__Work item__.
In the records below, pick out all lines containing the word "this".

__Exercise input__.
◆ ◆ ◆ ◆ ◆ ◆ ◆

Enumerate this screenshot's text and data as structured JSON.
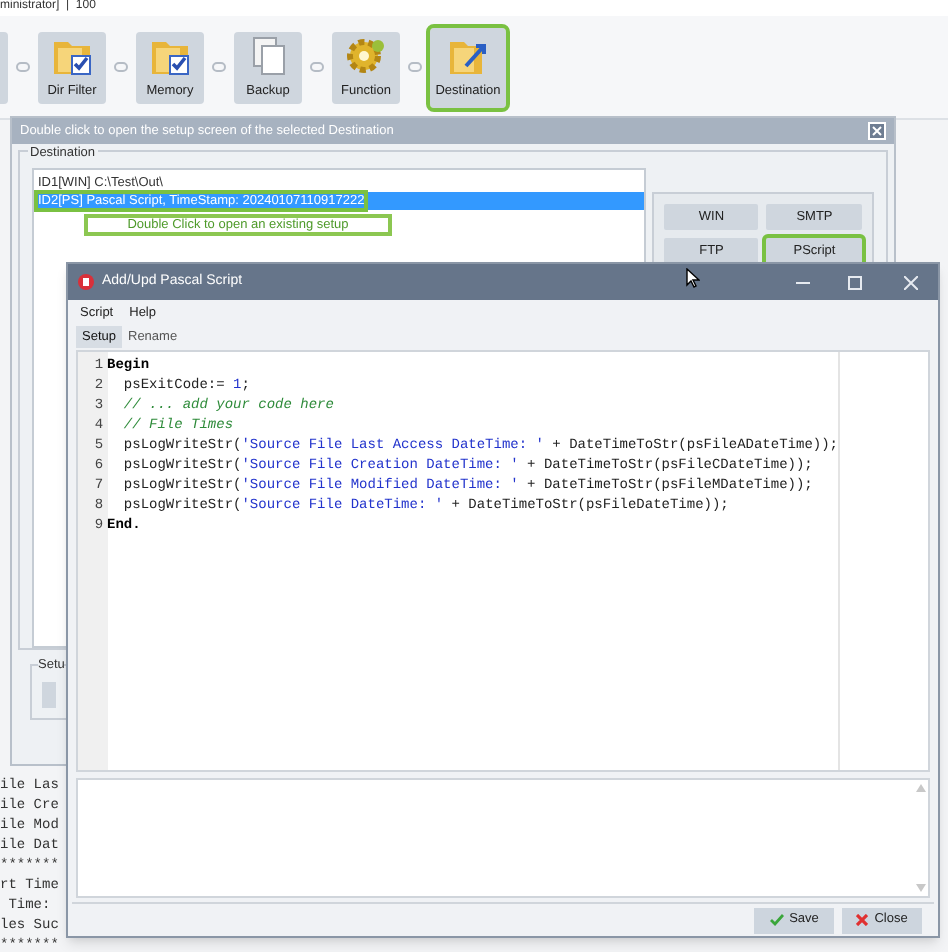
{
  "app": {
    "title": "ministrator]  |  100"
  },
  "toolbar": [
    {
      "label": "Dir Filter",
      "kind": "filter",
      "selected": false
    },
    {
      "label": "Memory",
      "kind": "memory",
      "selected": false
    },
    {
      "label": "Backup",
      "kind": "backup",
      "selected": false
    },
    {
      "label": "Function",
      "kind": "function",
      "selected": false
    },
    {
      "label": "Destination",
      "kind": "destination",
      "selected": true
    }
  ],
  "destination_dialog": {
    "title": "Double click to open the setup screen of the selected Destination",
    "group": "Destination",
    "items": [
      {
        "text": "ID1[WIN] C:\\Test\\Out\\",
        "selected": false
      },
      {
        "text": "ID2[PS] Pascal Script, TimeStamp: 20240107110917222",
        "selected": true
      }
    ],
    "hint": "Double Click to open an existing setup",
    "types": [
      {
        "label": "WIN",
        "selected": false
      },
      {
        "label": "SMTP",
        "selected": false
      },
      {
        "label": "FTP",
        "selected": false
      },
      {
        "label": "PScript",
        "selected": true
      }
    ],
    "setup_group": "Setu"
  },
  "log_lines": [
    "ile Las",
    "ile Cre",
    "ile Mod",
    "ile Dat",
    "*******",
    "rt Time",
    " Time:",
    "les Suc",
    "*******"
  ],
  "script_window": {
    "title": "Add/Upd Pascal Script",
    "menu": [
      "Script",
      "Help"
    ],
    "tabs": [
      {
        "label": "Setup",
        "selected": true
      },
      {
        "label": "Rename",
        "selected": false
      }
    ],
    "code": [
      {
        "number": "1",
        "tokens": [
          {
            "kind": "keyword",
            "text": "Begin"
          }
        ]
      },
      {
        "number": "2",
        "tokens": [
          {
            "kind": "plain",
            "text": "  psExitCode:= "
          },
          {
            "kind": "number",
            "text": "1"
          },
          {
            "kind": "plain",
            "text": ";"
          }
        ]
      },
      {
        "number": "3",
        "tokens": [
          {
            "kind": "comment",
            "text": "  // ... add your code here"
          }
        ]
      },
      {
        "number": "4",
        "tokens": [
          {
            "kind": "comment",
            "text": "  // File Times"
          }
        ]
      },
      {
        "number": "5",
        "tokens": [
          {
            "kind": "plain",
            "text": "  psLogWriteStr("
          },
          {
            "kind": "string",
            "text": "'Source File Last Access DateTime: '"
          },
          {
            "kind": "plain",
            "text": " + DateTimeToStr(psFileADateTime));"
          }
        ]
      },
      {
        "number": "6",
        "tokens": [
          {
            "kind": "plain",
            "text": "  psLogWriteStr("
          },
          {
            "kind": "string",
            "text": "'Source File Creation DateTime: '"
          },
          {
            "kind": "plain",
            "text": " + DateTimeToStr(psFileCDateTime));"
          }
        ]
      },
      {
        "number": "7",
        "tokens": [
          {
            "kind": "plain",
            "text": "  psLogWriteStr("
          },
          {
            "kind": "string",
            "text": "'Source File Modified DateTime: '"
          },
          {
            "kind": "plain",
            "text": " + DateTimeToStr(psFileMDateTime));"
          }
        ]
      },
      {
        "number": "8",
        "tokens": [
          {
            "kind": "plain",
            "text": "  psLogWriteStr("
          },
          {
            "kind": "string",
            "text": "'Source File DateTime: '"
          },
          {
            "kind": "plain",
            "text": " + DateTimeToStr(psFileDateTime));"
          }
        ]
      },
      {
        "number": "9",
        "tokens": [
          {
            "kind": "keyword",
            "text": "End."
          }
        ]
      }
    ],
    "buttons": [
      {
        "label": "Save",
        "kind": "save"
      },
      {
        "label": "Close",
        "kind": "close"
      }
    ]
  }
}
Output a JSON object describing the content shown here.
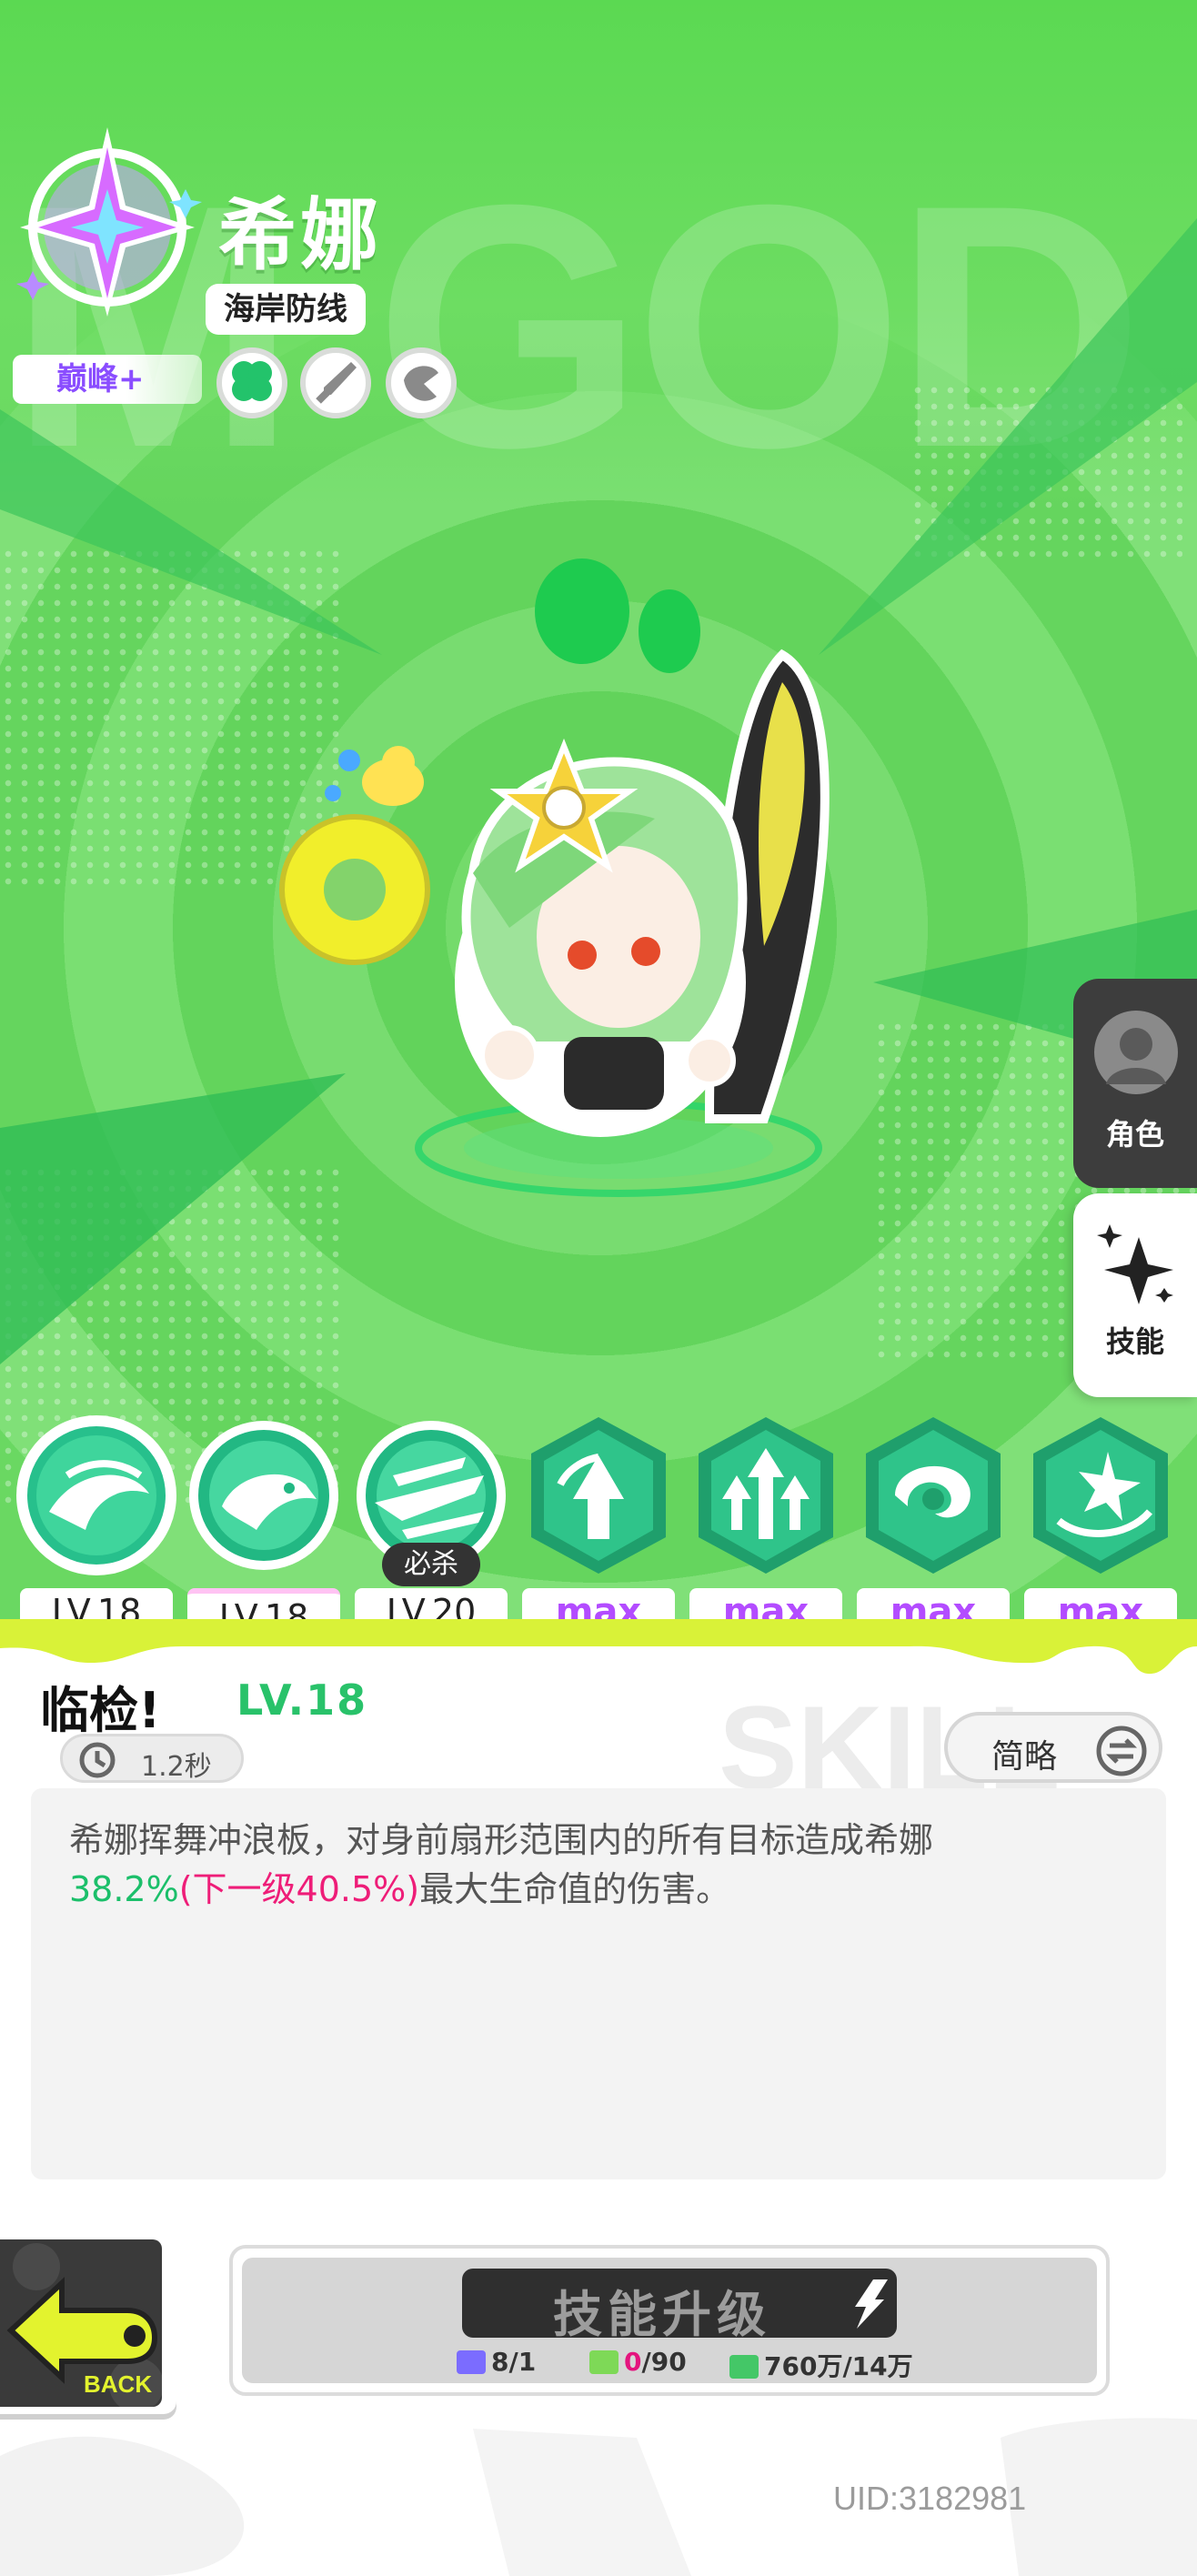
{
  "hero": {
    "name": "希娜",
    "tag": "海岸防线",
    "tier": "巅峰+",
    "background_word": "M GOD",
    "attribute_icons": [
      "clover-icon",
      "sword-icon",
      "leaf-emblem-icon"
    ]
  },
  "side_tabs": {
    "role_label": "角色",
    "skill_label": "技能"
  },
  "skills": [
    {
      "level": "LV.18",
      "icon": "fish-wave-icon",
      "selected": true
    },
    {
      "level": "LV.18",
      "icon": "shark-icon",
      "selected": false
    },
    {
      "level": "LV.20",
      "icon": "surf-slash-icon",
      "selected": false,
      "badge": "必杀"
    },
    {
      "level": "max",
      "icon": "arrow-burst-icon",
      "selected": false
    },
    {
      "level": "max",
      "icon": "triple-arrow-icon",
      "selected": false
    },
    {
      "level": "max",
      "icon": "swirl-icon",
      "selected": false
    },
    {
      "level": "max",
      "icon": "star-swirl-icon",
      "selected": false
    }
  ],
  "detail": {
    "skill_name": "临检!",
    "skill_level": "LV.18",
    "cooldown": "1.2秒",
    "brief_label": "简略",
    "background_word": "SKILL",
    "description_prefix": "希娜挥舞冲浪板，对身前扇形范围内的所有目标造成希娜",
    "description_value": "38.2%",
    "description_next": "(下一级40.5%)",
    "description_suffix": "最大生命值的伤害。"
  },
  "upgrade": {
    "label": "技能升级",
    "costs": [
      {
        "icon": "card-icon",
        "text": "8/1",
        "color": "#7b6cff"
      },
      {
        "icon": "ticket-icon",
        "have": "0",
        "need": "/90",
        "color": "#7ed957"
      },
      {
        "icon": "cash-icon",
        "text": "760万/14万",
        "color": "#44c767"
      }
    ]
  },
  "back_label": "BACK",
  "uid": "UID:3182981",
  "colors": {
    "scene_green": "#6ddd62",
    "level_green": "#29c26a",
    "max_purple": "#b34cff",
    "next_level_pink": "#ee1d78"
  }
}
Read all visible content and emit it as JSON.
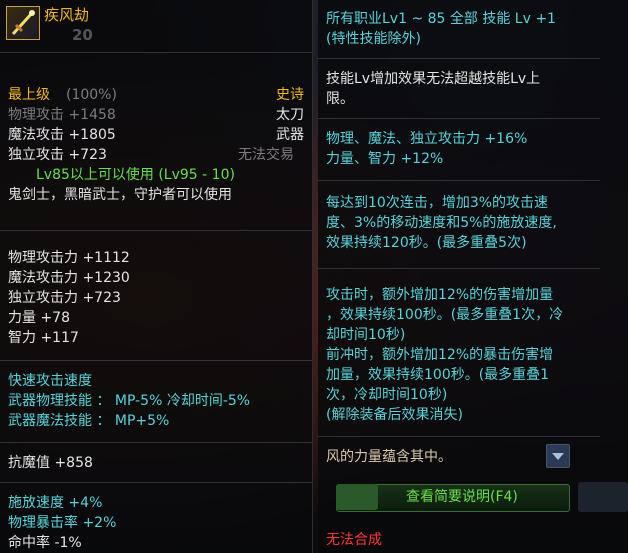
{
  "item": {
    "name": "疾风劫",
    "level": "20"
  },
  "left": {
    "grade": "最上级",
    "grade_pct": "(100%)",
    "rarity": "史诗",
    "phys_atk": "物理攻击 +1458",
    "weapon_type": "太刀",
    "mag_atk": "魔法攻击 +1805",
    "category": "武器",
    "ind_atk": "独立攻击 +723",
    "trade": "无法交易",
    "usable_level": "Lv85以上可以使用 (Lv95 - 10)",
    "classes": "鬼剑士，黑暗武士，守护者可以使用",
    "stats": [
      "物理攻击力 +1112",
      "魔法攻击力 +1230",
      "独立攻击力 +723",
      "力量 +78",
      "智力 +117"
    ],
    "speed_title": "快速攻击速度",
    "skill_phys": "武器物理技能 ： MP-5% 冷却时间-5%",
    "skill_mag": "武器魔法技能 ： MP+5%",
    "resist": "抗魔值 +858",
    "cast_speed": "施放速度 +4%",
    "crit": "物理暴击率 +2%",
    "hit": "命中率 -1%"
  },
  "right": {
    "line1": "所有职业Lv1 ~ 85 全部 技能 Lv +1",
    "line2": "(特性技能除外)",
    "line3": "技能Lv增加效果无法超越技能Lv上",
    "line4": "限。",
    "line5": "物理、魔法、独立攻击力 +16%",
    "line6": "力量、智力 +12%",
    "line7": "每达到10次连击，增加3%的攻击速",
    "line8": "度、3%的移动速度和5%的施放速度,",
    "line9": "效果持续120秒。(最多重叠5次)",
    "line10": "攻击时，额外增加12%的伤害增加量",
    "line11": "，效果持续100秒。(最多重叠1次，冷",
    "line12": "却时间10秒)",
    "line13": "前冲时，额外增加12%的暴击伤害增",
    "line14": "加量，效果持续100秒。(最多重叠1",
    "line15": "次，冷却时间10秒)",
    "line16": "(解除装备后效果消失)",
    "flavor": "风的力量蕴含其中。",
    "summary_btn": "查看简要说明(F4)",
    "no_synth": "无法合成"
  },
  "colors": {
    "gold": "#f2b81a",
    "green": "#67e04a",
    "cyan": "#56d4da",
    "red": "#ff3636"
  }
}
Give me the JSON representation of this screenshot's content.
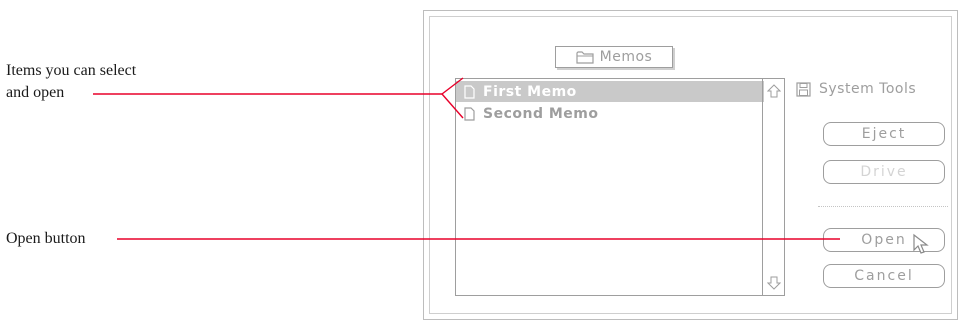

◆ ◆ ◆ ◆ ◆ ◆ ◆

__Answer box__.
Enumerate this screenshot's text and data as structured JSON.
Give me the JSON representation of this screenshot's content.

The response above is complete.